Now try and imagine the "OoOoO" setup - but with bevel gears. Three large bevel gears, all free-spinning on a single shaft. And two smaller bevel gears: one small bevel gear that meshes with the first and second large gears, and one small bevel gear that meshes with the second and third large gears.
Got all that?
If you can see all that in your head, then look again at the picture above. In the picture above, there are three large bevel gears (colored green, yellow, and yellow). The outer green and outer yellow gears are attached to shafts, but ignore that for the moment. Just visualize them as gears spinning freely on the shaft. There are also four smaller bevel gears, colored blue or grey. Ignore the top two, and only "see" the bottom blue and bottom grey small gears.
Hey, it looks just like our earlier "OoOoO" bevel gear train! In fact, that's exactly what it is. So now can you see it in your head, how all the gears connect, and can all drive each other? You can? Good. Now this is where it gets interesting...
Imagine the left-hand large green gear is fixed in place, and cannot spin. Also imagine that there is a bar, or handle, which is attached to the central shaft but can spin freely around it. Now imagine that the small blue gear is on the handle, but it can still spin freely. Now, remember that the green gear can't turn. Grab the handle, and spin it around the shaft so that the small blue gear rolls in a circle on the face of the large green gear. Can you see it happening in your mind?
But... the small blue gear touches both the large green gear, AND the middle yellow gear. So when you move that handle and the blue gear spins, it's going to make the middle yellow gear spin as well. (Remember, the green gear is fixed and can't move.) And, of course, the middle yellow gear meshes with the small grey gear. So when the middle yellow gear spins, it makes the small grey gear spin. And the small grey gear also touches the right-hand yellow gear, which of course will also spin.
The net effect of all this is, when you move that handle, you're changing the angle of the large yellow gear with respect to the right-hand green gear. And how much the angle changes is precisely determined by how far you move the handle.
But here's the punchline: This changing of the relative angle thing? It still works EVEN WHEN THE GEARS ARE SPINNING LIKE MAD! The green gear can be going at 1000 RPM, which through the other gears will spin the right-hand yellow gear at 1000 RPM in the same direction. But when you grab that handle with the blue gear on it and move it, the same thing as before still happens! Even though they're both spinning like crazy, the right hand yellow gear will advance a few degrees ahead of the green gear, even as they both continue to spin at the same rate. And it stays a few degrees ahead as long as you keep the handle in that position!
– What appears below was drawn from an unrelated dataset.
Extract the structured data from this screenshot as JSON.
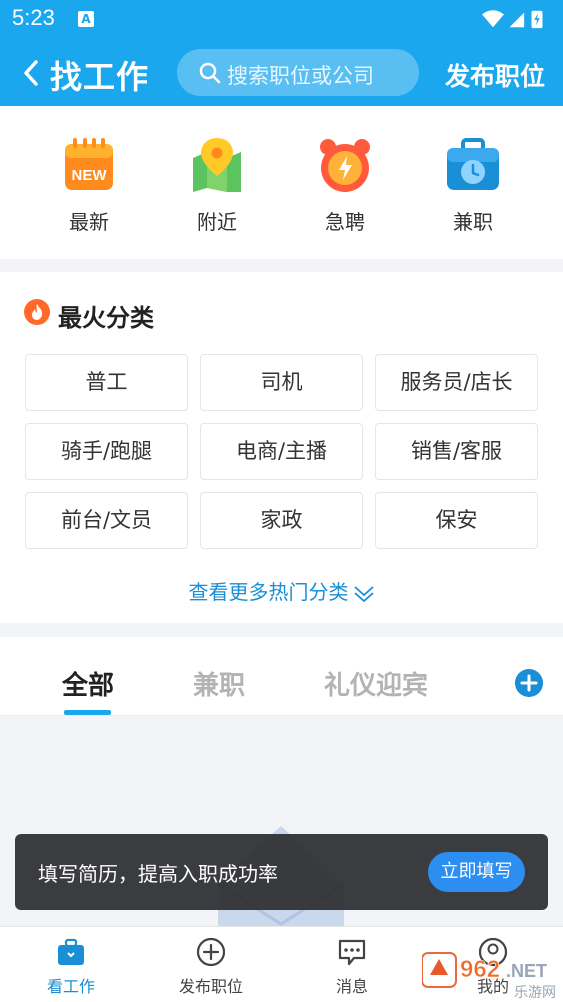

I won't try and explain this, as it strains even my mechanical visualization to imagine it in action. But rest assured it does work, and Chris Yonge has built the machines to demonstrate it to the world. And he has pictures of all of them on his website.
Pretty cool. Pretty freaking cool.
Now you'll have to go figure out the fancier implementations, and the chain-based CVT, on your own. ;]
Not to take anything away from Yonge, but intuition is now whispering in my ear that there's some way to make his chain-based CVT even better...